Problem to solve → Below are the entries to retype; reproduce each one exactly.

Entries shown →
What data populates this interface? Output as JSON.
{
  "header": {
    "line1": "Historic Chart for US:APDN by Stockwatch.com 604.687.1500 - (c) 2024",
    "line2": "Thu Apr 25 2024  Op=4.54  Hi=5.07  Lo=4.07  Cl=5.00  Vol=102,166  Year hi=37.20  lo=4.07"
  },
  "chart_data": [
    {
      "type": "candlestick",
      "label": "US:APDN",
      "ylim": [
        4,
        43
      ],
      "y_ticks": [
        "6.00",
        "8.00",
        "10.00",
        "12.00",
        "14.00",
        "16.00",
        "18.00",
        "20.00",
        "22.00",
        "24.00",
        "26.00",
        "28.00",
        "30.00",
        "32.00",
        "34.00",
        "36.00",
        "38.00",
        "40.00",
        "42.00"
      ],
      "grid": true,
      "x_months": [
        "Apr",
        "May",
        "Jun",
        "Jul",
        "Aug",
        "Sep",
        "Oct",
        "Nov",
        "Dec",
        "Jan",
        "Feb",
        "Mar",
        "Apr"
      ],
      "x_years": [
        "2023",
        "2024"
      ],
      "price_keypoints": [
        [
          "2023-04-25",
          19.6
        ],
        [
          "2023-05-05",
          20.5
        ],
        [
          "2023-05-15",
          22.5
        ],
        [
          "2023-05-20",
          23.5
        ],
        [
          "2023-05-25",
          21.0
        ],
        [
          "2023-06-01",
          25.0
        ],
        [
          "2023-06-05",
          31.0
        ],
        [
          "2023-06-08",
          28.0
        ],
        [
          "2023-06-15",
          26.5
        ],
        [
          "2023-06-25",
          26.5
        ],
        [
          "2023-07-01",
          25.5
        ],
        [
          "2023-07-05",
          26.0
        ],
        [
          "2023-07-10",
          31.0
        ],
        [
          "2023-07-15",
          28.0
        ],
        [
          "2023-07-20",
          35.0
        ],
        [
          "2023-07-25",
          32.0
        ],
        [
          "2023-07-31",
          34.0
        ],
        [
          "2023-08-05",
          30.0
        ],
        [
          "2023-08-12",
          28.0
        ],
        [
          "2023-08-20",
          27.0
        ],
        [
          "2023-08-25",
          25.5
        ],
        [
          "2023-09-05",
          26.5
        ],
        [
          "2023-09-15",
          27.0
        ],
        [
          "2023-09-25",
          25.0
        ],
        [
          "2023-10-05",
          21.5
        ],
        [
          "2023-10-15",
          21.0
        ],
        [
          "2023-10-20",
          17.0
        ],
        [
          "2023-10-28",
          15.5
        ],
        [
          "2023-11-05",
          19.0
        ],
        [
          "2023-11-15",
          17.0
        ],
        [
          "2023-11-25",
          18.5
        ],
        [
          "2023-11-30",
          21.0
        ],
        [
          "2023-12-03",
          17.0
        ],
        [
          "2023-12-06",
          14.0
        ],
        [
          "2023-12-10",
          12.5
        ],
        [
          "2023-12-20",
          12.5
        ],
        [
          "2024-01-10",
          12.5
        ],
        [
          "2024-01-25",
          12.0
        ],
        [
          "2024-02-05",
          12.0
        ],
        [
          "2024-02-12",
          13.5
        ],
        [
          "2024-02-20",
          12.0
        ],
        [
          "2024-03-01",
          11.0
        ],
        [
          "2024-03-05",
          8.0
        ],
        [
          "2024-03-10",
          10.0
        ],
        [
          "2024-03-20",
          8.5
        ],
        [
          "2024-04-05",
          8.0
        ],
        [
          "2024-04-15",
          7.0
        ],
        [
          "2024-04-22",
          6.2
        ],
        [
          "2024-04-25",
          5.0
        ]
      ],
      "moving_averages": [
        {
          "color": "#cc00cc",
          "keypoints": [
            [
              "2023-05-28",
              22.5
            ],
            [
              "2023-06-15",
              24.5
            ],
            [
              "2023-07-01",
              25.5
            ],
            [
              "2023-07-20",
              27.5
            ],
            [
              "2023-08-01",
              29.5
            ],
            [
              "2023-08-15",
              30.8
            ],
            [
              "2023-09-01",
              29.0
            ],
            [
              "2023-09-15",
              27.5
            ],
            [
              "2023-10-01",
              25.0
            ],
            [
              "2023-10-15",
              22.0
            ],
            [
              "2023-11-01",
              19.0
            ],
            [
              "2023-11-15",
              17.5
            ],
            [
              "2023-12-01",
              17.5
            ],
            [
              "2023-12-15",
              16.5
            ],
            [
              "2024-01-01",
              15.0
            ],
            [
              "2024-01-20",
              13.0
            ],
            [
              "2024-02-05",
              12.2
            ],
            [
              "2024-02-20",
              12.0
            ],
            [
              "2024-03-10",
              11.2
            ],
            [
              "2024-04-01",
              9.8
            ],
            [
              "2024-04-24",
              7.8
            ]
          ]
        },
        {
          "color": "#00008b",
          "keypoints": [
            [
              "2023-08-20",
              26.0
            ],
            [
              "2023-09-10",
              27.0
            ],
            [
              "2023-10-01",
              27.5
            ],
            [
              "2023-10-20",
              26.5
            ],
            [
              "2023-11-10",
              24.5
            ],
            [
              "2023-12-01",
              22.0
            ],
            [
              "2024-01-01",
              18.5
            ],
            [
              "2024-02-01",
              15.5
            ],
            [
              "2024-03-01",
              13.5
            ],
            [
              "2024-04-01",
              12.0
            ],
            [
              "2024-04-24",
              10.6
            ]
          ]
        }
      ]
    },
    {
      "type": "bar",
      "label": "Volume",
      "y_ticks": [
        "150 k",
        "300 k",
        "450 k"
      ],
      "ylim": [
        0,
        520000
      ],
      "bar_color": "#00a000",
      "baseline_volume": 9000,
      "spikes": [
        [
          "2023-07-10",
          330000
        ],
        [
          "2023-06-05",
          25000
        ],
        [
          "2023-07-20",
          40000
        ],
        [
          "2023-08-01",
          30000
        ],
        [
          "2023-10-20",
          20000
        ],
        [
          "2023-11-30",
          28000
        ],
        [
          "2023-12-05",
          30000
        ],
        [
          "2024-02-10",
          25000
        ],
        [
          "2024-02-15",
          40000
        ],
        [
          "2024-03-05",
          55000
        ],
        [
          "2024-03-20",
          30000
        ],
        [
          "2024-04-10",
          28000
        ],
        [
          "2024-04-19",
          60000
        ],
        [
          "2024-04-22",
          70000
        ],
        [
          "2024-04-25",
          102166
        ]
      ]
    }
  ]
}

Answer space →
What data populates this interface? Output as JSON.
{
  "header": {
    "line1": "Historic Chart for US:APDN by Stockwatch.com 604.687.1500 - (c) 2024",
    "line2": "Thu Apr 25 2024  Op=4.54  Hi=5.07  Lo=4.07  Cl=5.00  Vol=102,166  Year hi=37.20  lo=4.07"
  },
  "chart_data": [
    {
      "type": "candlestick",
      "label": "US:APDN",
      "ylim": [
        4,
        43
      ],
      "y_ticks": [
        "6.00",
        "8.00",
        "10.00",
        "12.00",
        "14.00",
        "16.00",
        "18.00",
        "20.00",
        "22.00",
        "24.00",
        "26.00",
        "28.00",
        "30.00",
        "32.00",
        "34.00",
        "36.00",
        "38.00",
        "40.00",
        "42.00"
      ],
      "grid": true,
      "x_months": [
        "Apr",
        "May",
        "Jun",
        "Jul",
        "Aug",
        "Sep",
        "Oct",
        "Nov",
        "Dec",
        "Jan",
        "Feb",
        "Mar",
        "Apr"
      ],
      "x_years": [
        "2023",
        "2024"
      ],
      "price_keypoints": [
        [
          "2023-04-25",
          19.6
        ],
        [
          "2023-05-05",
          20.5
        ],
        [
          "2023-05-15",
          22.5
        ],
        [
          "2023-05-20",
          23.5
        ],
        [
          "2023-05-25",
          21.0
        ],
        [
          "2023-06-01",
          25.0
        ],
        [
          "2023-06-05",
          31.0
        ],
        [
          "2023-06-08",
          28.0
        ],
        [
          "2023-06-15",
          26.5
        ],
        [
          "2023-06-25",
          26.5
        ],
        [
          "2023-07-01",
          25.5
        ],
        [
          "2023-07-05",
          26.0
        ],
        [
          "2023-07-10",
          31.0
        ],
        [
          "2023-07-15",
          28.0
        ],
        [
          "2023-07-20",
          35.0
        ],
        [
          "2023-07-25",
          32.0
        ],
        [
          "2023-07-31",
          34.0
        ],
        [
          "2023-08-05",
          30.0
        ],
        [
          "2023-08-12",
          28.0
        ],
        [
          "2023-08-20",
          27.0
        ],
        [
          "2023-08-25",
          25.5
        ],
        [
          "2023-09-05",
          26.5
        ],
        [
          "2023-09-15",
          27.0
        ],
        [
          "2023-09-25",
          25.0
        ],
        [
          "2023-10-05",
          21.5
        ],
        [
          "2023-10-15",
          21.0
        ],
        [
          "2023-10-20",
          17.0
        ],
        [
          "2023-10-28",
          15.5
        ],
        [
          "2023-11-05",
          19.0
        ],
        [
          "2023-11-15",
          17.0
        ],
        [
          "2023-11-25",
          18.5
        ],
        [
          "2023-11-30",
          21.0
        ],
        [
          "2023-12-03",
          17.0
        ],
        [
          "2023-12-06",
          14.0
        ],
        [
          "2023-12-10",
          12.5
        ],
        [
          "2023-12-20",
          12.5
        ],
        [
          "2024-01-10",
          12.5
        ],
        [
          "2024-01-25",
          12.0
        ],
        [
          "2024-02-05",
          12.0
        ],
        [
          "2024-02-12",
          13.5
        ],
        [
          "2024-02-20",
          12.0
        ],
        [
          "2024-03-01",
          11.0
        ],
        [
          "2024-03-05",
          8.0
        ],
        [
          "2024-03-10",
          10.0
        ],
        [
          "2024-03-20",
          8.5
        ],
        [
          "2024-04-05",
          8.0
        ],
        [
          "2024-04-15",
          7.0
        ],
        [
          "2024-04-22",
          6.2
        ],
        [
          "2024-04-25",
          5.0
        ]
      ],
      "moving_averages": [
        {
          "color": "#cc00cc",
          "keypoints": [
            [
              "2023-05-28",
              22.5
            ],
            [
              "2023-06-15",
              24.5
            ],
            [
              "2023-07-01",
              25.5
            ],
            [
              "2023-07-20",
              27.5
            ],
            [
              "2023-08-01",
              29.5
            ],
            [
              "2023-08-15",
              30.8
            ],
            [
              "2023-09-01",
              29.0
            ],
            [
              "2023-09-15",
              27.5
            ],
            [
              "2023-10-01",
              25.0
            ],
            [
              "2023-10-15",
              22.0
            ],
            [
              "2023-11-01",
              19.0
            ],
            [
              "2023-11-15",
              17.5
            ],
            [
              "2023-12-01",
              17.5
            ],
            [
              "2023-12-15",
              16.5
            ],
            [
              "2024-01-01",
              15.0
            ],
            [
              "2024-01-20",
              13.0
            ],
            [
              "2024-02-05",
              12.2
            ],
            [
              "2024-02-20",
              12.0
            ],
            [
              "2024-03-10",
              11.2
            ],
            [
              "2024-04-01",
              9.8
            ],
            [
              "2024-04-24",
              7.8
            ]
          ]
        },
        {
          "color": "#00008b",
          "keypoints": [
            [
              "2023-08-20",
              26.0
            ],
            [
              "2023-09-10",
              27.0
            ],
            [
              "2023-10-01",
              27.5
            ],
            [
              "2023-10-20",
              26.5
            ],
            [
              "2023-11-10",
              24.5
            ],
            [
              "2023-12-01",
              22.0
            ],
            [
              "2024-01-01",
              18.5
            ],
            [
              "2024-02-01",
              15.5
            ],
            [
              "2024-03-01",
              13.5
            ],
            [
              "2024-04-01",
              12.0
            ],
            [
              "2024-04-24",
              10.6
            ]
          ]
        }
      ]
    },
    {
      "type": "bar",
      "label": "Volume",
      "y_ticks": [
        "150 k",
        "300 k",
        "450 k"
      ],
      "ylim": [
        0,
        520000
      ],
      "bar_color": "#00a000",
      "baseline_volume": 9000,
      "spikes": [
        [
          "2023-07-10",
          330000
        ],
        [
          "2023-06-05",
          25000
        ],
        [
          "2023-07-20",
          40000
        ],
        [
          "2023-08-01",
          30000
        ],
        [
          "2023-10-20",
          20000
        ],
        [
          "2023-11-30",
          28000
        ],
        [
          "2023-12-05",
          30000
        ],
        [
          "2024-02-10",
          25000
        ],
        [
          "2024-02-15",
          40000
        ],
        [
          "2024-03-05",
          55000
        ],
        [
          "2024-03-20",
          30000
        ],
        [
          "2024-04-10",
          28000
        ],
        [
          "2024-04-19",
          60000
        ],
        [
          "2024-04-22",
          70000
        ],
        [
          "2024-04-25",
          102166
        ]
      ]
    }
  ]
}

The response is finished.